The Basics of the Lottery

The lottery is one of the world’s most popular gambling activities. Its roots reach back thousands of years, with ancient Israelites and Romans drawing lots to distribute property and slaves. The modern lottery is an example of a government-sponsored game that allows people to invest small sums of money in large prizes, with the proceeds going to public causes. Most state governments have a lottery, and it’s a major source of revenue for many cities, towns, and schools. While most players are not compulsive gamblers, lottery winnings can cause significant changes in a person’s life, and some winners have suffered from mental health problems after their win.

In the United States, more than 50 percent of adults buy a ticket at least once a year. Lottery play varies by income, with lower-income people playing more often than wealthy people. It also varies by gender, age, and race/ethnicity. Men play more often than women, and the elderly and the poor play less frequently than middle-income people and the young. Lottery players also tend to be less educated and nonwhite. The popularity of the lottery declines with education level, though there are some exceptions.

Lottery games have long been popular in Europe, with towns and cities using them to raise money for defenses or help the needy. The first European public lottery that awarded cash prizes was probably the Ventura, run in 1476 in Modena under the auspices of the ruling d’Este family. The lottery grew in popularity in the 18th century, with the money used for projects as varied as paving streets and building churches.

Most lotteries have the same basic structure: people purchase tickets for a chance to win a prize. Typically, the prize is a lump sum or an annuity. The lump sum option gives the winner all of the prize money at once, whereas the annuity pays out the prize amount over 30 years.

In order to win the jackpot, a player must match all of the winning numbers. This is possible because the lottery is a random process, meaning that some numbers are drawn more often than others. To increase your odds of winning, you should focus on the outside numbers and look for singletons (numbers that appear only once).

The amount of the jackpot is determined by multiplying the number of tickets sold by the price per ticket. The higher the number of tickets sold, the bigger the jackpot. It is possible to lose more than the jackpot, though this is rare.
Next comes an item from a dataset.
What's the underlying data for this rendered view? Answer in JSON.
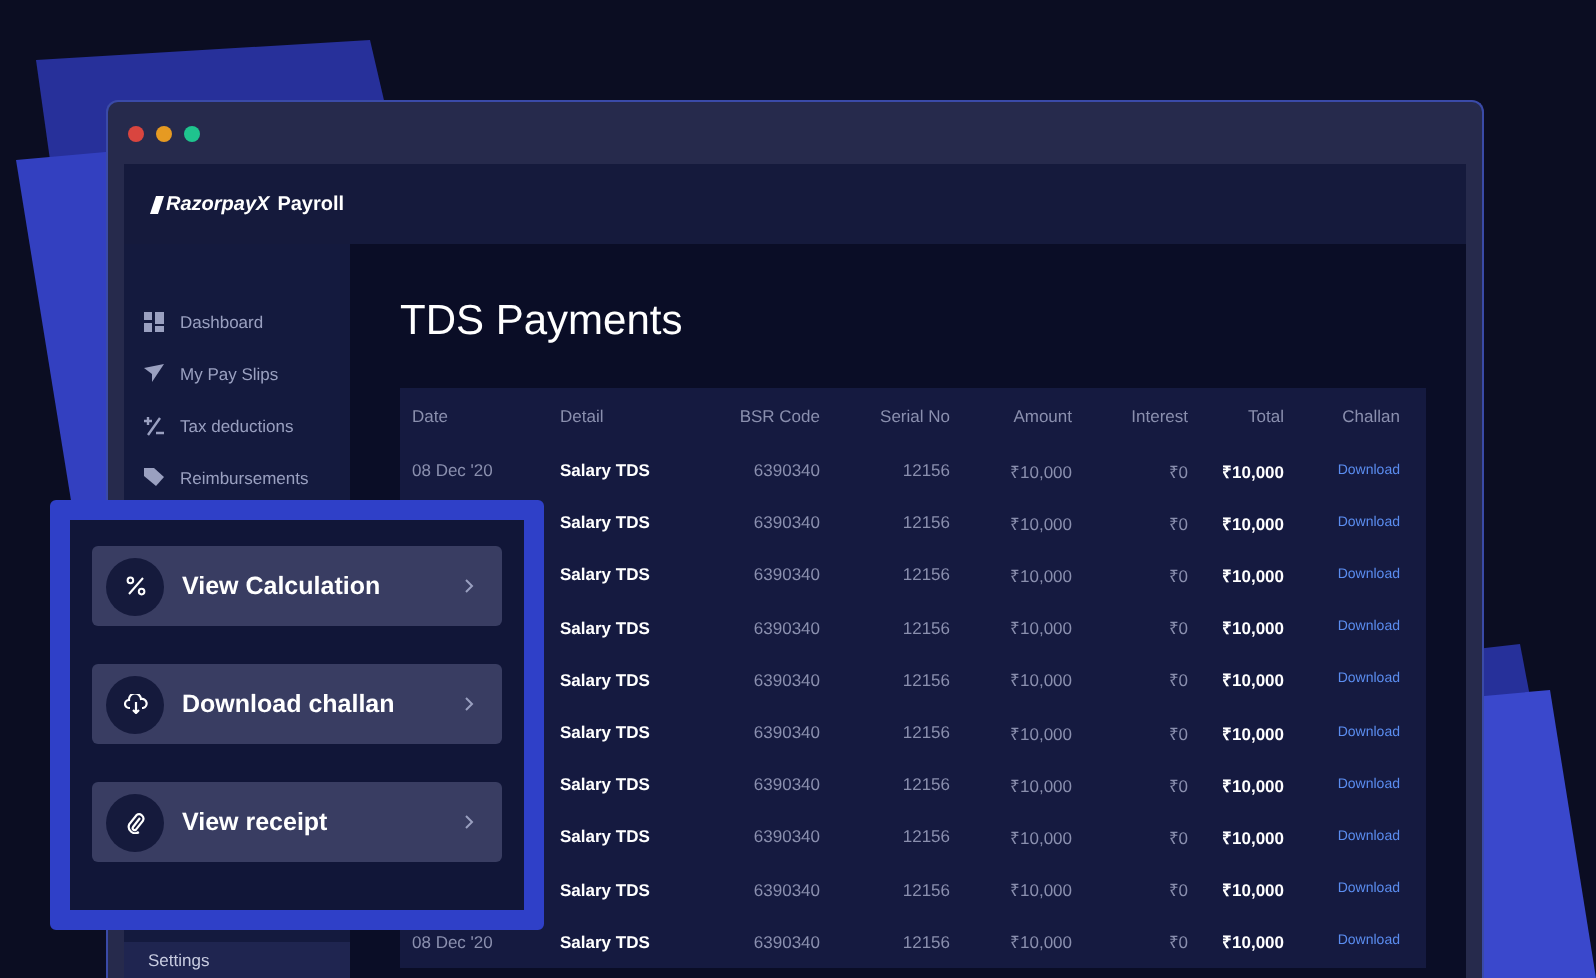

Most people who buy lottery tickets are not doing so to become millionaires; they are buying a fantasy, a short time of thinking, “What would I do if I won the lottery?” Even those who do win a prize usually don’t spend all their winnings, and most people do not end up standing on a stage with an oversized check for millions of dollars. But it’s a fun way to pass the time and a good way to support charitable organizations.